Would you return every entry, exactly as it is written?
==== Given records
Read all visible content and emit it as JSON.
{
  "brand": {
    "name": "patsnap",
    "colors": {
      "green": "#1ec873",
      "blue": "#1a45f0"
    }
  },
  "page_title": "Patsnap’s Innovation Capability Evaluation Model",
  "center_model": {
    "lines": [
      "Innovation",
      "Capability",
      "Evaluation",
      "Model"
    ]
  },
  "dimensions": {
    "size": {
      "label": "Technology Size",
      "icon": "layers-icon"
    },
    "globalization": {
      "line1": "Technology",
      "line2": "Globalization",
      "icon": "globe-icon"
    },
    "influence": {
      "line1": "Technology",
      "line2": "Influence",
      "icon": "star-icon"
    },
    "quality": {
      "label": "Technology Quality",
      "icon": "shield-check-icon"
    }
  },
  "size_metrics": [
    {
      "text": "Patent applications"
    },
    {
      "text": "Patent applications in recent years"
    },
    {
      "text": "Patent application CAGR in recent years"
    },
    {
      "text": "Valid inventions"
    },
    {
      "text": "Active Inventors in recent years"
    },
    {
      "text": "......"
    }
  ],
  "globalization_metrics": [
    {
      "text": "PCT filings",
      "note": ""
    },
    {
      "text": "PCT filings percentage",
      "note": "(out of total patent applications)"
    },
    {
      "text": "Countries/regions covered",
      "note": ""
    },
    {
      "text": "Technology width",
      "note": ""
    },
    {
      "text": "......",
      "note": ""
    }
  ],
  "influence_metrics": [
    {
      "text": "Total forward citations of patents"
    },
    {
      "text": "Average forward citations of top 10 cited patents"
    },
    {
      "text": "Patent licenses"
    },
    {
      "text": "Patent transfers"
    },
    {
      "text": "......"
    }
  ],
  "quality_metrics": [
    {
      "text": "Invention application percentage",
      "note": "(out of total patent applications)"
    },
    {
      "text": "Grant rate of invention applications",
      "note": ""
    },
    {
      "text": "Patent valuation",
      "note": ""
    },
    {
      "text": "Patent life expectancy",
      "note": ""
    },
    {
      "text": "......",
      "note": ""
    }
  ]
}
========
Completed task
Read all visible content and emit it as JSON.
{
  "brand": {
    "name": "patsnap",
    "colors": {
      "green": "#1ec873",
      "blue": "#1a45f0"
    }
  },
  "page_title": "Patsnap’s Innovation Capability Evaluation Model",
  "center_model": {
    "lines": [
      "Innovation",
      "Capability",
      "Evaluation",
      "Model"
    ]
  },
  "dimensions": {
    "size": {
      "label": "Technology Size",
      "icon": "layers-icon"
    },
    "globalization": {
      "line1": "Technology",
      "line2": "Globalization",
      "icon": "globe-icon"
    },
    "influence": {
      "line1": "Technology",
      "line2": "Influence",
      "icon": "star-icon"
    },
    "quality": {
      "label": "Technology Quality",
      "icon": "shield-check-icon"
    }
  },
  "size_metrics": [
    {
      "text": "Patent applications"
    },
    {
      "text": "Patent applications in recent years"
    },
    {
      "text": "Patent application CAGR in recent years"
    },
    {
      "text": "Valid inventions"
    },
    {
      "text": "Active Inventors in recent years"
    },
    {
      "text": "......"
    }
  ],
  "globalization_metrics": [
    {
      "text": "PCT filings",
      "note": ""
    },
    {
      "text": "PCT filings percentage",
      "note": "(out of total patent applications)"
    },
    {
      "text": "Countries/regions covered",
      "note": ""
    },
    {
      "text": "Technology width",
      "note": ""
    },
    {
      "text": "......",
      "note": ""
    }
  ],
  "influence_metrics": [
    {
      "text": "Total forward citations of patents"
    },
    {
      "text": "Average forward citations of top 10 cited patents"
    },
    {
      "text": "Patent licenses"
    },
    {
      "text": "Patent transfers"
    },
    {
      "text": "......"
    }
  ],
  "quality_metrics": [
    {
      "text": "Invention application percentage",
      "note": "(out of total patent applications)"
    },
    {
      "text": "Grant rate of invention applications",
      "note": ""
    },
    {
      "text": "Patent valuation",
      "note": ""
    },
    {
      "text": "Patent life expectancy",
      "note": ""
    },
    {
      "text": "......",
      "note": ""
    }
  ]
}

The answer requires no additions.